Although parents should always speak directly to some of your job references, written references from are essential from people you may not necessarily be able to track down years later. Written references are important since many of your references may not remember key information included at the time they write the reference letter. A list of names and phone numbers of former employers is fine if you do not have three written references. But start procuring written references from current employers now.
Get Permission from References:
Be sure to contact your references to let them know they will be receiving phone calls to verify your work history. Do not list someone as a reference unless you have their permission. You need to be sure that you are asking the appropriate people to write a letter of reference or to give you a verbal reference. You also need to know what the reference giver is going to say about you. To do that, review the type of positions you are applying for with the reference giver, so they can tailor their reference to fit your circumstances.

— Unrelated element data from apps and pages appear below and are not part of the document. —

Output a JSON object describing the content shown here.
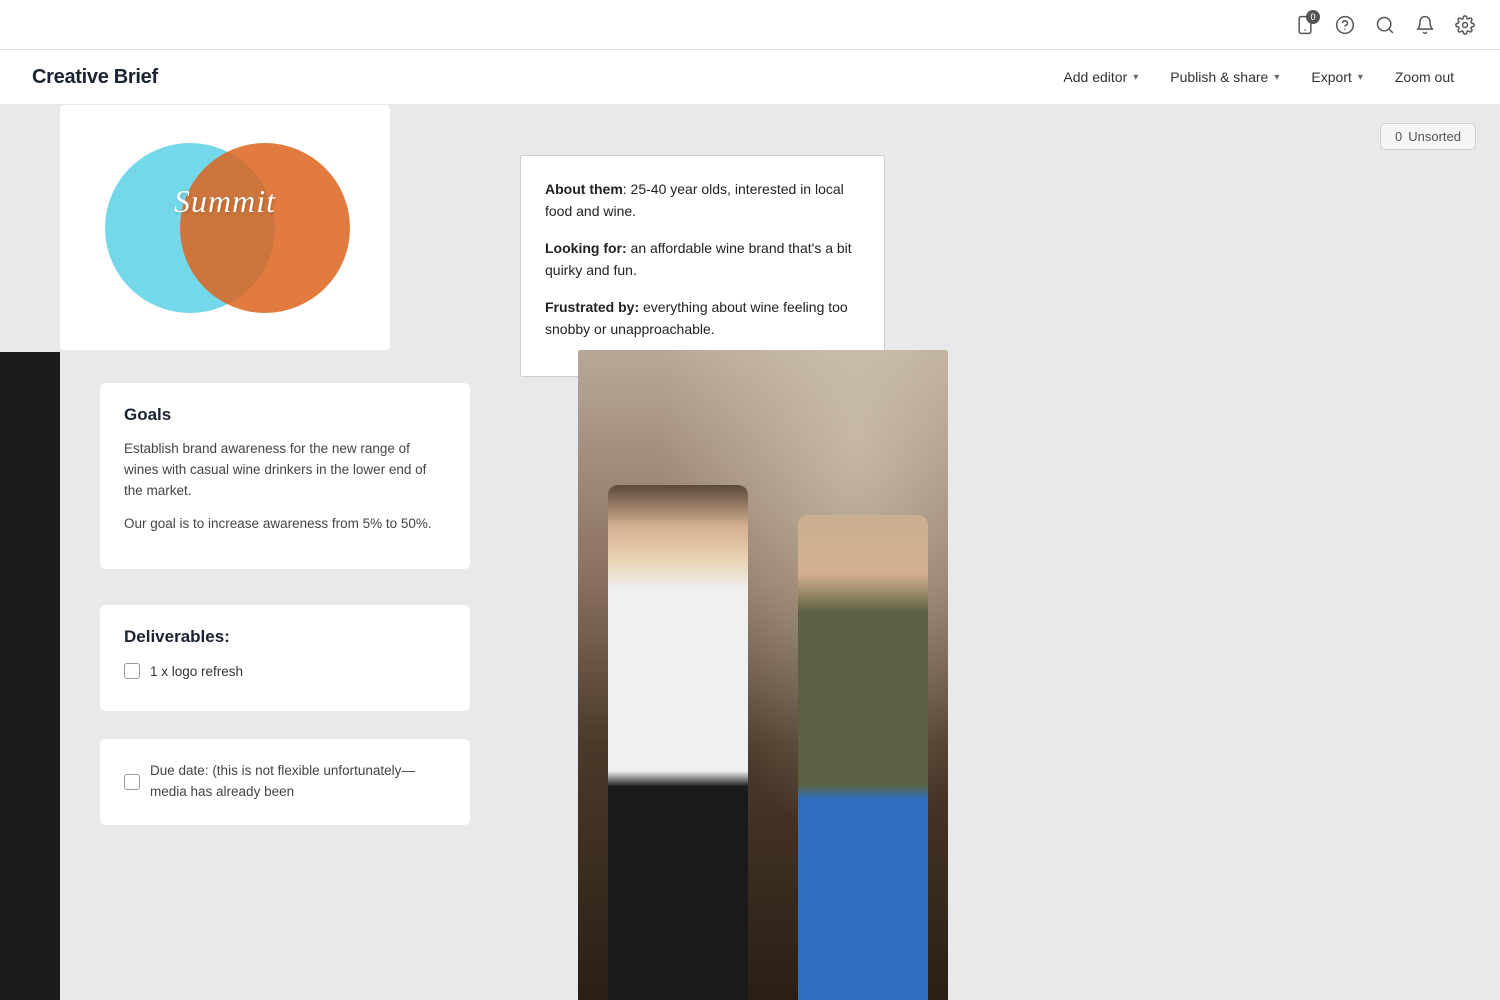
{
  "topbar": {
    "phone_badge": "0",
    "icons": [
      "phone",
      "help-circle",
      "search",
      "bell",
      "settings"
    ]
  },
  "toolbar": {
    "title": "Creative Brief",
    "add_editor_label": "Add editor",
    "publish_share_label": "Publish & share",
    "export_label": "Export",
    "zoom_out_label": "Zoom out"
  },
  "unsorted": {
    "count": "0",
    "label": "Unsorted"
  },
  "goals_card": {
    "heading": "Goals",
    "paragraph1": "Establish brand awareness for the new range of wines with casual wine drinkers in the lower end of the market.",
    "paragraph2": "Our goal is to increase awareness from 5% to 50%."
  },
  "deliverables_card": {
    "heading": "Deliverables:",
    "item1": "1 x logo refresh"
  },
  "duedate_card": {
    "label": "Due date:",
    "text": "(this is not flexible unfortunately—media has already been"
  },
  "about_card": {
    "line1_label": "About them",
    "line1_text": ": 25-40 year olds, interested in local food and wine.",
    "line2_label": "Looking for:",
    "line2_text": " an affordable wine brand that's a bit quirky and fun.",
    "line3_label": "Frustrated by:",
    "line3_text": " everything about wine feeling too snobby or unapproachable."
  },
  "logo": {
    "text": "Summit"
  }
}
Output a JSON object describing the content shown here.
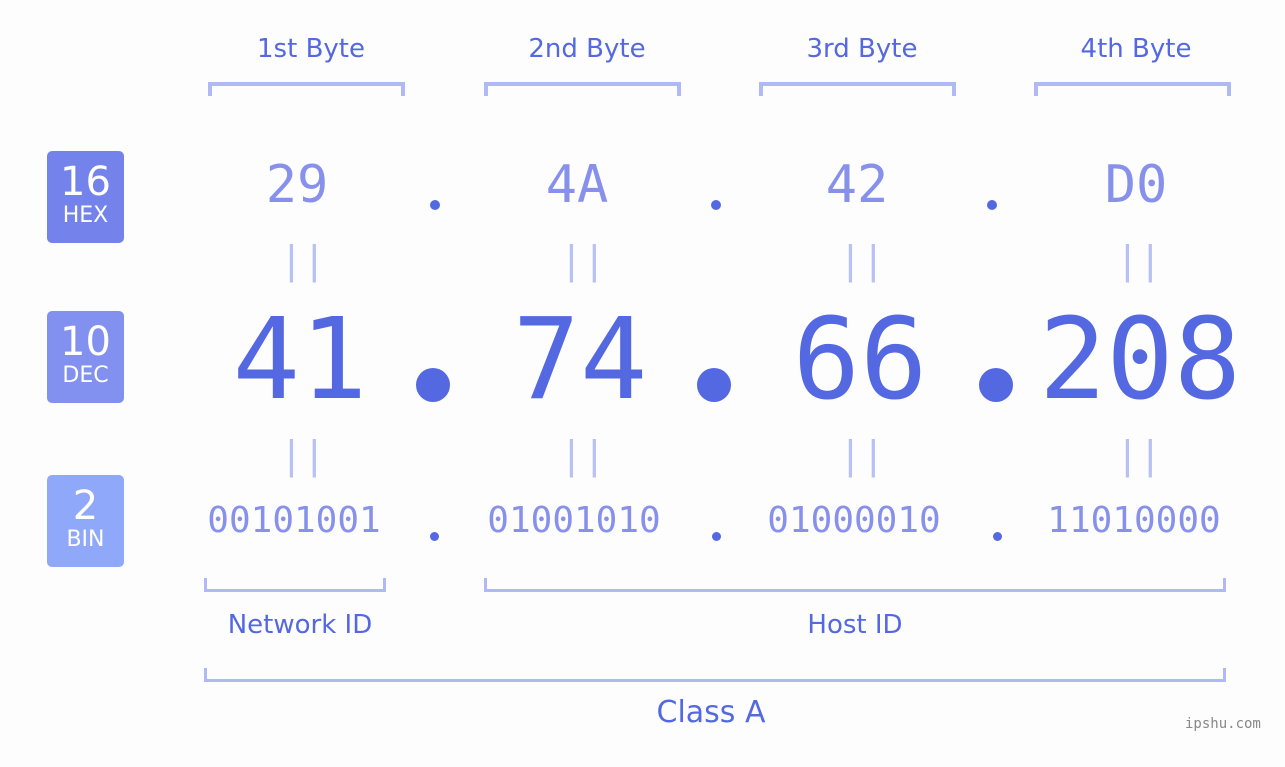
{
  "badges": [
    {
      "num": "16",
      "label": "HEX",
      "color": "#7483ec"
    },
    {
      "num": "10",
      "label": "DEC",
      "color": "#8290f0"
    },
    {
      "num": "2",
      "label": "BIN",
      "color": "#90a8f9"
    }
  ],
  "bytes": [
    {
      "header": "1st Byte",
      "hex": "29",
      "dec": "41",
      "bin": "00101001"
    },
    {
      "header": "2nd Byte",
      "hex": "4A",
      "dec": "74",
      "bin": "01001010"
    },
    {
      "header": "3rd Byte",
      "hex": "42",
      "dec": "66",
      "bin": "01000010"
    },
    {
      "header": "4th Byte",
      "hex": "D0",
      "dec": "208",
      "bin": "11010000"
    }
  ],
  "equals_symbol": "||",
  "segments": {
    "network_id": "Network ID",
    "host_id": "Host ID",
    "class": "Class A"
  },
  "watermark": "ipshu.com",
  "colors": {
    "accent": "#5468e2",
    "light": "#8791ec",
    "bracket": "#aeb9f6"
  }
}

Who to Ask for a Reference:
Former bosses and parents you have babysat for make good references. So do college professors.
Make a List:
Create a listing of your references. The list of references should not be included in your resume. Rather, create a separate reference list. Have it ready to give to employers when you interview. Include three or four references, along with their job title, employer, and contact information. If the employer asks you to email your references, paste the list into the body of any email letter, rather than sending an attachment.
Request a Reference Letter:
I have heard nannies should ask for written references from their employers at each job at performance evaluation time (annually or bi-annually). At the very least, you should ask for a written letter of reference every time you change employment. Make a point of asking for a reference letter from the parent. They won’t write the letter unless you ask them to do it.
Keep Your References Up-to-Date:
Let your references know where your job search stands. Tell them who might be calling for a reference. When you get a new job, don’t forget to send a thank you note to those who provided you with a reference.
Maintain your Network:
Maintaining your reference network with periodic phone calls or notes to get and give updates is important. Have an active network in place because you never know when you might need it.’
Requesting Permission to Call Your References:
A nanny agency or prospective employer should ask your permission before contacting your references. This is especially important if you are employed – you don’t want to surprise your current employer with a phone call checking your references. It’s perfectly acceptable to say that you are not comfortable with your current employer being contacted at the present time. However, do have a list of alternative references available.